CARLISLE, Ky. — The glucose readings on the day-old foal made no sense. He was brought in by his owners because his mama wasn't producing enough milk for him, and the doctors at Hagyard Equine Medical Institute had prescribed all the right fluids and had turned a weak foal into a rambunctious baby overnight.
But his sugars were sky high.
Take away all the fluids, ordered Nathan Slovis, director of the Equine Emergency Response Team at the renowned veterinary center in Lexington.
The animal kept improving, but the sugars kept climbing.
Slovis rechecked the numbers and wondered, for the first time, whether maybe this horse was insulin deficient. That is, was he looking at a diabetic horse?
That doesn't sound all that dramatic until you realize that, if this colt were diabetic, he would be the only horse ever documented to have been born with Type 1 diabetes.
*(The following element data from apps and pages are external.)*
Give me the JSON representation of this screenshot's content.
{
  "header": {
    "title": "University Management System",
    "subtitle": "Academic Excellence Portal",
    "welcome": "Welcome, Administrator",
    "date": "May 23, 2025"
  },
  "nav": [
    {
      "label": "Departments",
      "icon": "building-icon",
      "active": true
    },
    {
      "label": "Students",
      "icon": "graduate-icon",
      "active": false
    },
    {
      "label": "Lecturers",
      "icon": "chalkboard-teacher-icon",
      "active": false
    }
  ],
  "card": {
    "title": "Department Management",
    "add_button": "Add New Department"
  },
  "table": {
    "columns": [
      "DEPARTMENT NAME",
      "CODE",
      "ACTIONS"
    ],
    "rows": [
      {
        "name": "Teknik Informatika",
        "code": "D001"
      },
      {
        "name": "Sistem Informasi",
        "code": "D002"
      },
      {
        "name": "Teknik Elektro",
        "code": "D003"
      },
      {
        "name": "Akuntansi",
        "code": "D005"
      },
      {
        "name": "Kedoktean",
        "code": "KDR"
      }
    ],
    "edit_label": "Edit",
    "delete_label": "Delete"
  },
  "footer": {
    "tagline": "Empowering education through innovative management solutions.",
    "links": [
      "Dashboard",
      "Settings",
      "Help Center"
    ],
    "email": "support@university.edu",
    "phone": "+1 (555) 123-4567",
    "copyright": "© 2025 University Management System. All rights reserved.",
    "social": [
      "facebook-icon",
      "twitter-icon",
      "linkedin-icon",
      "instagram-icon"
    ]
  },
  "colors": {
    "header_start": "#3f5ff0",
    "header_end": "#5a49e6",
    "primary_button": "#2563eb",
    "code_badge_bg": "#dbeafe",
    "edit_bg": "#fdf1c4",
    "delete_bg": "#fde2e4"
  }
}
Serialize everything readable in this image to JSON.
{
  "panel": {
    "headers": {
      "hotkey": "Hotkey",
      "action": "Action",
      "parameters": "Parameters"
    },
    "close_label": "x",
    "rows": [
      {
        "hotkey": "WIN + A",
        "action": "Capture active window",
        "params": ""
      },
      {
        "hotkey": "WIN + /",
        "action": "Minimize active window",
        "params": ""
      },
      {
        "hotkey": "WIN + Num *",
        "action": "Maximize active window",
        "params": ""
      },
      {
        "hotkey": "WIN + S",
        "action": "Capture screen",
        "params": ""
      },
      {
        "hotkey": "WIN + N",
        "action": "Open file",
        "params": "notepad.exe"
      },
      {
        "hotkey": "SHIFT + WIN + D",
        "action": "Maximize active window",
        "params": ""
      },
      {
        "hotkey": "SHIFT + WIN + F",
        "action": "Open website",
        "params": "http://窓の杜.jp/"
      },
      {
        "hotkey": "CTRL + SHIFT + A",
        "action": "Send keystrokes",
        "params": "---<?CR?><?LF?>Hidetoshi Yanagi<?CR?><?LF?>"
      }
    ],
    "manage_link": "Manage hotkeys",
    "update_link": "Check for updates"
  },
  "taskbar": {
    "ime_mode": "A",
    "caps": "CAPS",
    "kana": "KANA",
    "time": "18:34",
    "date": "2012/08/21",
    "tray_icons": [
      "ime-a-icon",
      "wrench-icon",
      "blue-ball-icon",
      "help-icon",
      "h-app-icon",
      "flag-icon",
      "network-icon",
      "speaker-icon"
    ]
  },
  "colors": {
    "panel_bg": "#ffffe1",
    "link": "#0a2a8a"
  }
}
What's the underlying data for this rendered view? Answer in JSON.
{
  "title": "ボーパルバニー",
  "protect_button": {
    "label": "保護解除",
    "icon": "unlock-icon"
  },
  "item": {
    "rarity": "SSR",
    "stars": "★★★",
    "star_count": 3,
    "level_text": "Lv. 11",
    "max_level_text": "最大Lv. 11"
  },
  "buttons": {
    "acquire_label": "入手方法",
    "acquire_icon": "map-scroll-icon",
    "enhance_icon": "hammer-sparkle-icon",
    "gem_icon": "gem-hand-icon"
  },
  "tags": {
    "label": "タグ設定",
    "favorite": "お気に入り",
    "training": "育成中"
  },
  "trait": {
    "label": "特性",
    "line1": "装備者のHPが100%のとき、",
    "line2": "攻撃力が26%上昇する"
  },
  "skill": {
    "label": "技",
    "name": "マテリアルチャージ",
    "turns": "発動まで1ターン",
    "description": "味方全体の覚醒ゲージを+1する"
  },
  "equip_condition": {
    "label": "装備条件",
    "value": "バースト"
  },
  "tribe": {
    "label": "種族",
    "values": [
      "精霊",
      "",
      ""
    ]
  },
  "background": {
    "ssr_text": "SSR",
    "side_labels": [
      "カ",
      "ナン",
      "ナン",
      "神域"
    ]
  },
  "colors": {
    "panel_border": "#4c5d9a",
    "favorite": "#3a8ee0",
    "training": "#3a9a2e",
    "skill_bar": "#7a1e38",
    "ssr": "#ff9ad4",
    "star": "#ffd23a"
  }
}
Tests showed the animal was urinating sugar. They then confirmed what Slovis had suspected: In every way medicine defines it, this horse has Type 1 diabetes.
Read the full story at Kentucky.com